So the non-coffee farmers are getting interested, too, eh?... no surprise there. I was struck by your comment about sensing that Celestin is a sincere man from the moment you began speaking with him, relative to some of the things you mentioned in the past about truthfulness and survival. Instinct is powerful, but it cuts both ways when there are instincts with competing interests. Fear versus appropriately informed caution and guarded self-preservation is in play on both sides of the cultural divide and it defines being human more than it defines 'us versus them'. Somewhere in the human spirit there is a place of being that can suffer being duped and/or mistrusted without being outraged, insulted, fear-reactive, or ego-duck-ruptured (just coined that concept) etc. as long as one goes in informed of real human nature and doesn't place other innocents in jeopardy along with one's own trust.
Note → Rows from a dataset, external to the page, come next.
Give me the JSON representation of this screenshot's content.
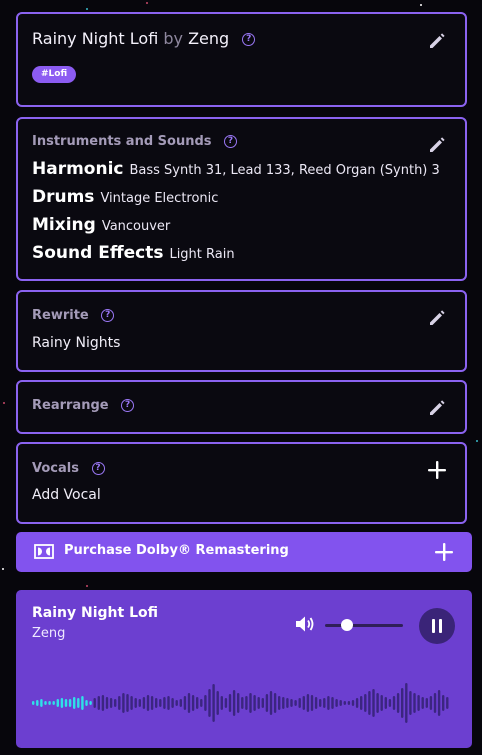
{
  "song": {
    "title": "Rainy Night Lofi",
    "by": "by",
    "artist": "Zeng",
    "tag": "#Lofi"
  },
  "instruments": {
    "label": "Instruments and Sounds",
    "rows": [
      {
        "name": "Harmonic",
        "value": "Bass Synth 31, Lead 133, Reed Organ (Synth) 3"
      },
      {
        "name": "Drums",
        "value": "Vintage Electronic"
      },
      {
        "name": "Mixing",
        "value": "Vancouver"
      },
      {
        "name": "Sound Effects",
        "value": "Light Rain"
      }
    ]
  },
  "rewrite": {
    "label": "Rewrite",
    "value": "Rainy Nights"
  },
  "rearrange": {
    "label": "Rearrange"
  },
  "vocals": {
    "label": "Vocals",
    "value": "Add Vocal"
  },
  "dolby": {
    "label": "Purchase Dolby® Remastering"
  },
  "player": {
    "title": "Rainy Night Lofi",
    "artist": "Zeng",
    "volume": 0.3,
    "progress": 0.15,
    "state": "playing"
  },
  "colors": {
    "accent": "#8b63f0",
    "player_bg": "#6c3fd0",
    "played": "#2fe0e8",
    "unplayed": "#3b2580"
  },
  "icons": [
    "help-icon",
    "edit-icon",
    "plus-icon",
    "dolby-icon",
    "volume-icon",
    "pause-icon"
  ]
}
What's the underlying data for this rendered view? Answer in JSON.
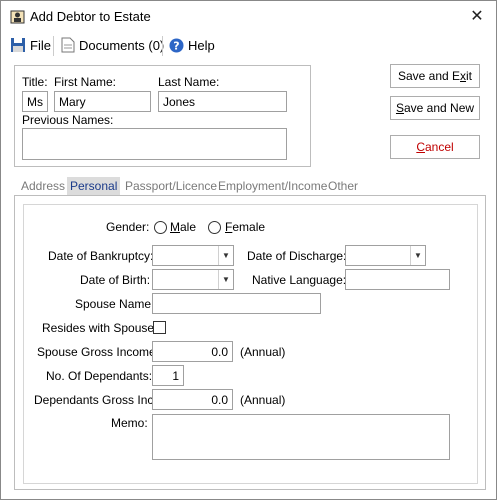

I hope you are staking out some of that territory in an empowering way, because i suspect 1.) you can use that in your current situ, and 2) it can be transformative to others when they encounter it and allow themselves to be touched.
Blog on, bro.

Bradley said...

First time using your blog...

It is a pity the bicycle industry has not kept up with other industries in Africa - growing the market by providing appropriate technology vehicles. I really applaud your efforts to not give the bicycle away. When one buys something it promotes ownership and upkeep. How do you bring the bicycles in? by container? How many do you have in stock and what are your distribution estimates in the near future?


Bradley Schroeder

Pamela said...

This is amazing. I never had a doubt, but to read how it is all playing out I am so excited for you! Mr. Ritchey, you are changing the world...

Jay Ritchey said...

Hey Bradley, we are making them in China with some good factories, and then we ship them through Dar El Salaam in Tanzania to Kigali, Rwanda. We cram about 300sih in a 40' container. Costs a load to have them shipped, like 20% of overall price. We just started producing them, there are 500 done and on their way, another 500 will be wrapped up soon and anotehr 1000 will will be done in June. People here in the coffee cooperatives are fighting over them so we are just going to keep cranking them out, maybe 5000 over the next year or so. Yea, we have to sell them, both b/c we want people to take ownership and secondly b/c we want this to be sustainable and smooth, not always choking up b/c of lack of donor money like many other NGO's. We have to run it like a business and an aid/economc development org. It is a work in progress. Thanks for reading, stay tuned.